> [WHAT NEEDS TO BE DONE] Reprint each record exactly. Pictures are not reprinted.

> [STORED DATA]
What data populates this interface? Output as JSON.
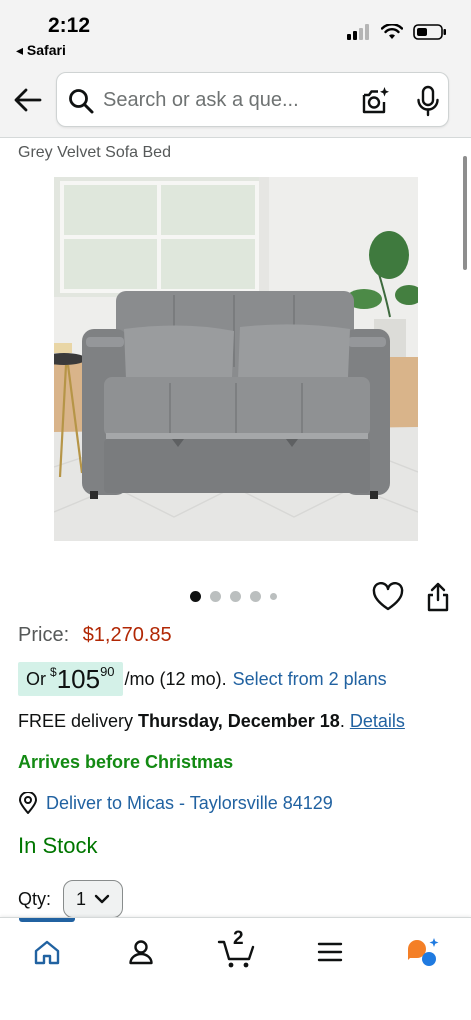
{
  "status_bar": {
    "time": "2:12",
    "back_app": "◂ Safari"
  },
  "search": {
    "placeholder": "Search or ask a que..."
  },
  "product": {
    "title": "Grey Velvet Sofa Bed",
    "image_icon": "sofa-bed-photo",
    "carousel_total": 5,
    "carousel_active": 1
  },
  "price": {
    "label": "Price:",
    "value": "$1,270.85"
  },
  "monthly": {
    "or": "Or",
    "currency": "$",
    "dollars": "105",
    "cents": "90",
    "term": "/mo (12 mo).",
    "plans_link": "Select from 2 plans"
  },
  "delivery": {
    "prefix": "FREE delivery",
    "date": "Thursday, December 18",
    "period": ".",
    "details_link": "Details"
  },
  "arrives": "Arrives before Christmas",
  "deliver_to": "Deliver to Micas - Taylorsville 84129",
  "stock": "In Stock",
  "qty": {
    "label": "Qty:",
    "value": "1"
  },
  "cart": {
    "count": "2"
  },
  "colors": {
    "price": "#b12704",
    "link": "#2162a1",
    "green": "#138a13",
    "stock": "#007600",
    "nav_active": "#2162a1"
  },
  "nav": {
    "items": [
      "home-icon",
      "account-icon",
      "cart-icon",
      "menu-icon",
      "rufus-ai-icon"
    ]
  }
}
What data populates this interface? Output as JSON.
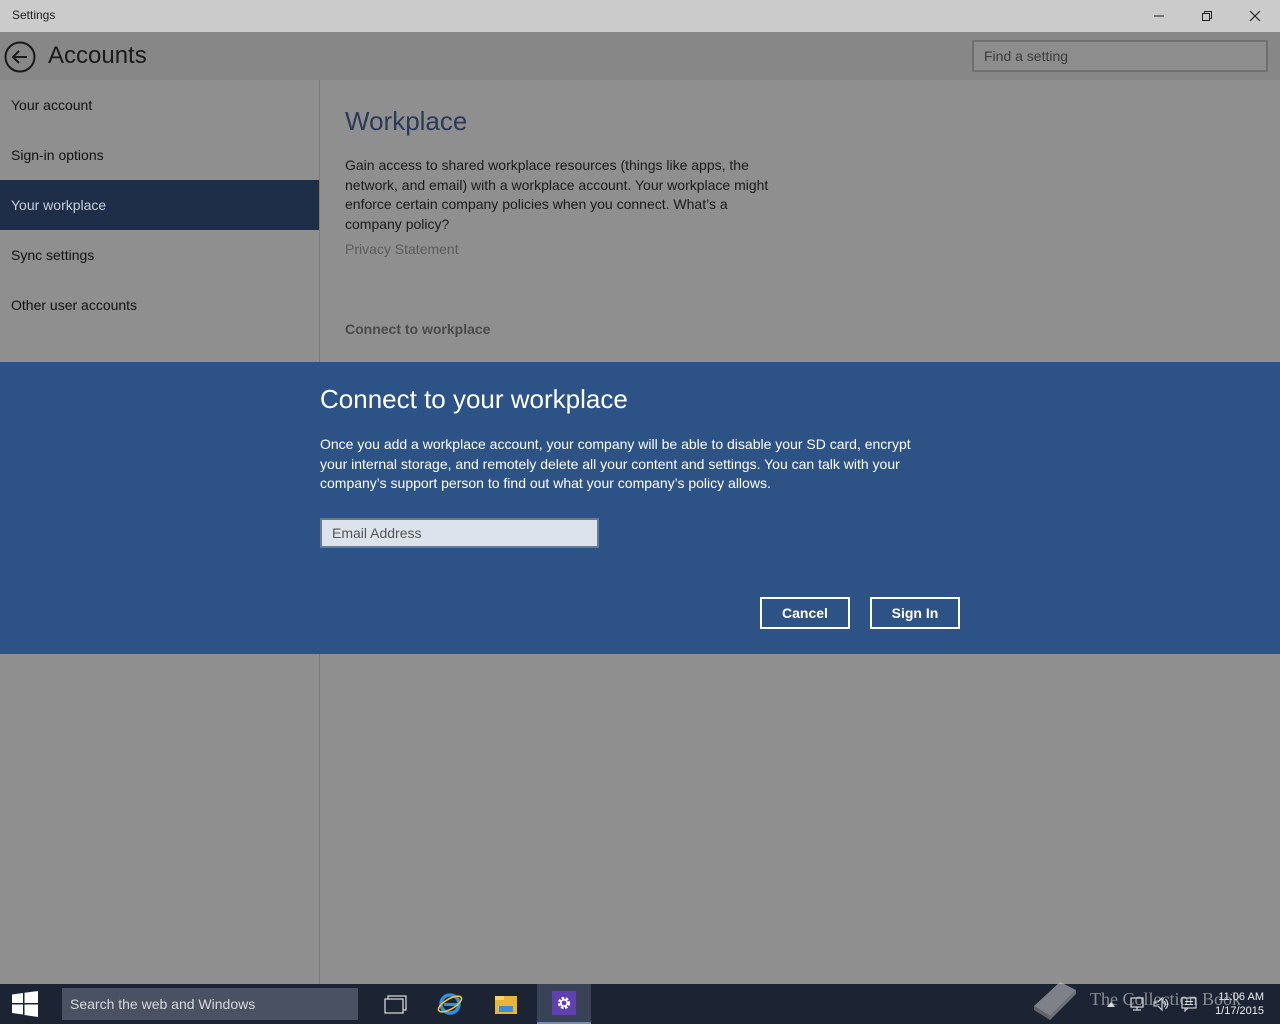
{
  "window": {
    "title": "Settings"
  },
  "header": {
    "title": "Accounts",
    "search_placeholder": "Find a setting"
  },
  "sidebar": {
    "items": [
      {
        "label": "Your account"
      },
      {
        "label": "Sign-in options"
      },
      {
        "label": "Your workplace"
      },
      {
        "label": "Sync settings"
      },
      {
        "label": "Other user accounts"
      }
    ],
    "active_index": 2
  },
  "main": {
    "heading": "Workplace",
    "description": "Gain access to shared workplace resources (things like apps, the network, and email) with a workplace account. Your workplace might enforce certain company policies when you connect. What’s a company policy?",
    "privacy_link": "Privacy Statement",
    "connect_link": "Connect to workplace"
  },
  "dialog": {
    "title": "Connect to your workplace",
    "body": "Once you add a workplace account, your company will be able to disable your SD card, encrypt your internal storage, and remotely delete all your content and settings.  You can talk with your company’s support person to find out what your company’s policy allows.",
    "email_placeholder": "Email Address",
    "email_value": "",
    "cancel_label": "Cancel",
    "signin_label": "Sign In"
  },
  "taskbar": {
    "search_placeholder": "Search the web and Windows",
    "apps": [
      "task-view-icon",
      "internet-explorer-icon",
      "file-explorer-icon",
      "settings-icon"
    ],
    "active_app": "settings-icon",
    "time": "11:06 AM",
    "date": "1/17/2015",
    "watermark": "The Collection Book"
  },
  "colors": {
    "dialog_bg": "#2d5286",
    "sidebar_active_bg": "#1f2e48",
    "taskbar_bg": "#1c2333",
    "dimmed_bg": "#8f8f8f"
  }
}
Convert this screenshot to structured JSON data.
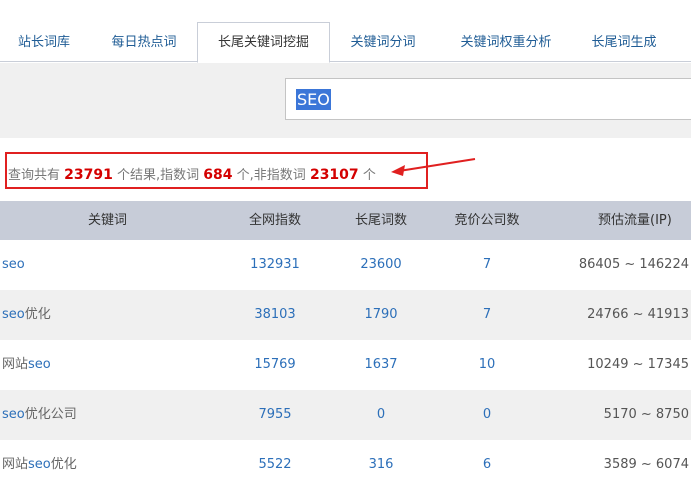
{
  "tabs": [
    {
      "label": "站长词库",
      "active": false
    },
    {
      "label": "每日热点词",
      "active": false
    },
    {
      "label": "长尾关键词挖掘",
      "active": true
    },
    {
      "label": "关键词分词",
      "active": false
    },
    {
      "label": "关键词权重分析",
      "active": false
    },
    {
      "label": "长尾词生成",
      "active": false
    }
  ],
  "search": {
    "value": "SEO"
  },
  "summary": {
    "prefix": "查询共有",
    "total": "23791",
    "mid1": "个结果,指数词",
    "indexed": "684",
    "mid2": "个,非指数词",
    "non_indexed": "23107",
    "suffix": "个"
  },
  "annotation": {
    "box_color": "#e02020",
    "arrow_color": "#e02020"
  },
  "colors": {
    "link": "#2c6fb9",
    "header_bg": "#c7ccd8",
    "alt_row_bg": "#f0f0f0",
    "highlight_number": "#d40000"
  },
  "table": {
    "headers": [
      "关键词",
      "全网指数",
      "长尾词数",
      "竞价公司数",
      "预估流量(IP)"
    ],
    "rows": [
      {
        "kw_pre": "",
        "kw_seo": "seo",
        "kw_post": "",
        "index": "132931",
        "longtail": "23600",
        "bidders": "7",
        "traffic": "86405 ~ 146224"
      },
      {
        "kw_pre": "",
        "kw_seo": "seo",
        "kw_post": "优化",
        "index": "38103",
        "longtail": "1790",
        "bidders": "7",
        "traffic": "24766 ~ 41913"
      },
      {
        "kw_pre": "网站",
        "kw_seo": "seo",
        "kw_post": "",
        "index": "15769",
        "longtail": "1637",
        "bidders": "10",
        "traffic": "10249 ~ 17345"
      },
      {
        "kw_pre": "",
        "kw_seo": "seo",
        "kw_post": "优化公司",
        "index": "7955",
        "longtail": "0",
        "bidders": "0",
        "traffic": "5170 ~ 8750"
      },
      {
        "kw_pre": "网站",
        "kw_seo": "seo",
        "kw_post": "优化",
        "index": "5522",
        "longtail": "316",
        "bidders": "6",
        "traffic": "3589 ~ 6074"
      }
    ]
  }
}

> [FINISHED EXERCISE]
What data populates this interface? Output as JSON.
{
  "status_bar": {
    "time": "2:12",
    "back_app": "◂ Safari"
  },
  "search": {
    "placeholder": "Search or ask a que..."
  },
  "product": {
    "title": "Grey Velvet Sofa Bed",
    "image_icon": "sofa-bed-photo",
    "carousel_total": 5,
    "carousel_active": 1
  },
  "price": {
    "label": "Price:",
    "value": "$1,270.85"
  },
  "monthly": {
    "or": "Or",
    "currency": "$",
    "dollars": "105",
    "cents": "90",
    "term": "/mo (12 mo).",
    "plans_link": "Select from 2 plans"
  },
  "delivery": {
    "prefix": "FREE delivery",
    "date": "Thursday, December 18",
    "period": ".",
    "details_link": "Details"
  },
  "arrives": "Arrives before Christmas",
  "deliver_to": "Deliver to Micas - Taylorsville 84129",
  "stock": "In Stock",
  "qty": {
    "label": "Qty:",
    "value": "1"
  },
  "cart": {
    "count": "2"
  },
  "colors": {
    "price": "#b12704",
    "link": "#2162a1",
    "green": "#138a13",
    "stock": "#007600",
    "nav_active": "#2162a1"
  },
  "nav": {
    "items": [
      "home-icon",
      "account-icon",
      "cart-icon",
      "menu-icon",
      "rufus-ai-icon"
    ]
  }
}
What data populates this interface? Output as JSON.
{
  "window": {
    "title": "Settings"
  },
  "header": {
    "title": "Accounts",
    "search_placeholder": "Find a setting"
  },
  "sidebar": {
    "items": [
      {
        "label": "Your account"
      },
      {
        "label": "Sign-in options"
      },
      {
        "label": "Your workplace"
      },
      {
        "label": "Sync settings"
      },
      {
        "label": "Other user accounts"
      }
    ],
    "active_index": 2
  },
  "main": {
    "heading": "Workplace",
    "description": "Gain access to shared workplace resources (things like apps, the network, and email) with a workplace account. Your workplace might enforce certain company policies when you connect. What’s a company policy?",
    "privacy_link": "Privacy Statement",
    "connect_link": "Connect to workplace"
  },
  "dialog": {
    "title": "Connect to your workplace",
    "body": "Once you add a workplace account, your company will be able to disable your SD card, encrypt your internal storage, and remotely delete all your content and settings.  You can talk with your company’s support person to find out what your company’s policy allows.",
    "email_placeholder": "Email Address",
    "email_value": "",
    "cancel_label": "Cancel",
    "signin_label": "Sign In"
  },
  "taskbar": {
    "search_placeholder": "Search the web and Windows",
    "apps": [
      "task-view-icon",
      "internet-explorer-icon",
      "file-explorer-icon",
      "settings-icon"
    ],
    "active_app": "settings-icon",
    "time": "11:06 AM",
    "date": "1/17/2015",
    "watermark": "The Collection Book"
  },
  "colors": {
    "dialog_bg": "#2d5286",
    "sidebar_active_bg": "#1f2e48",
    "taskbar_bg": "#1c2333",
    "dimmed_bg": "#8f8f8f"
  }
}
Convert this screenshot to structured JSON data.
{
  "tabs": [
    {
      "label": "站长词库",
      "active": false
    },
    {
      "label": "每日热点词",
      "active": false
    },
    {
      "label": "长尾关键词挖掘",
      "active": true
    },
    {
      "label": "关键词分词",
      "active": false
    },
    {
      "label": "关键词权重分析",
      "active": false
    },
    {
      "label": "长尾词生成",
      "active": false
    }
  ],
  "search": {
    "value": "SEO"
  },
  "summary": {
    "prefix": "查询共有",
    "total": "23791",
    "mid1": "个结果,指数词",
    "indexed": "684",
    "mid2": "个,非指数词",
    "non_indexed": "23107",
    "suffix": "个"
  },
  "annotation": {
    "box_color": "#e02020",
    "arrow_color": "#e02020"
  },
  "colors": {
    "link": "#2c6fb9",
    "header_bg": "#c7ccd8",
    "alt_row_bg": "#f0f0f0",
    "highlight_number": "#d40000"
  },
  "table": {
    "headers": [
      "关键词",
      "全网指数",
      "长尾词数",
      "竞价公司数",
      "预估流量(IP)"
    ],
    "rows": [
      {
        "kw_pre": "",
        "kw_seo": "seo",
        "kw_post": "",
        "index": "132931",
        "longtail": "23600",
        "bidders": "7",
        "traffic": "86405 ~ 146224"
      },
      {
        "kw_pre": "",
        "kw_seo": "seo",
        "kw_post": "优化",
        "index": "38103",
        "longtail": "1790",
        "bidders": "7",
        "traffic": "24766 ~ 41913"
      },
      {
        "kw_pre": "网站",
        "kw_seo": "seo",
        "kw_post": "",
        "index": "15769",
        "longtail": "1637",
        "bidders": "10",
        "traffic": "10249 ~ 17345"
      },
      {
        "kw_pre": "",
        "kw_seo": "seo",
        "kw_post": "优化公司",
        "index": "7955",
        "longtail": "0",
        "bidders": "0",
        "traffic": "5170 ~ 8750"
      },
      {
        "kw_pre": "网站",
        "kw_seo": "seo",
        "kw_post": "优化",
        "index": "5522",
        "longtail": "316",
        "bidders": "6",
        "traffic": "3589 ~ 6074"
      }
    ]
  }
}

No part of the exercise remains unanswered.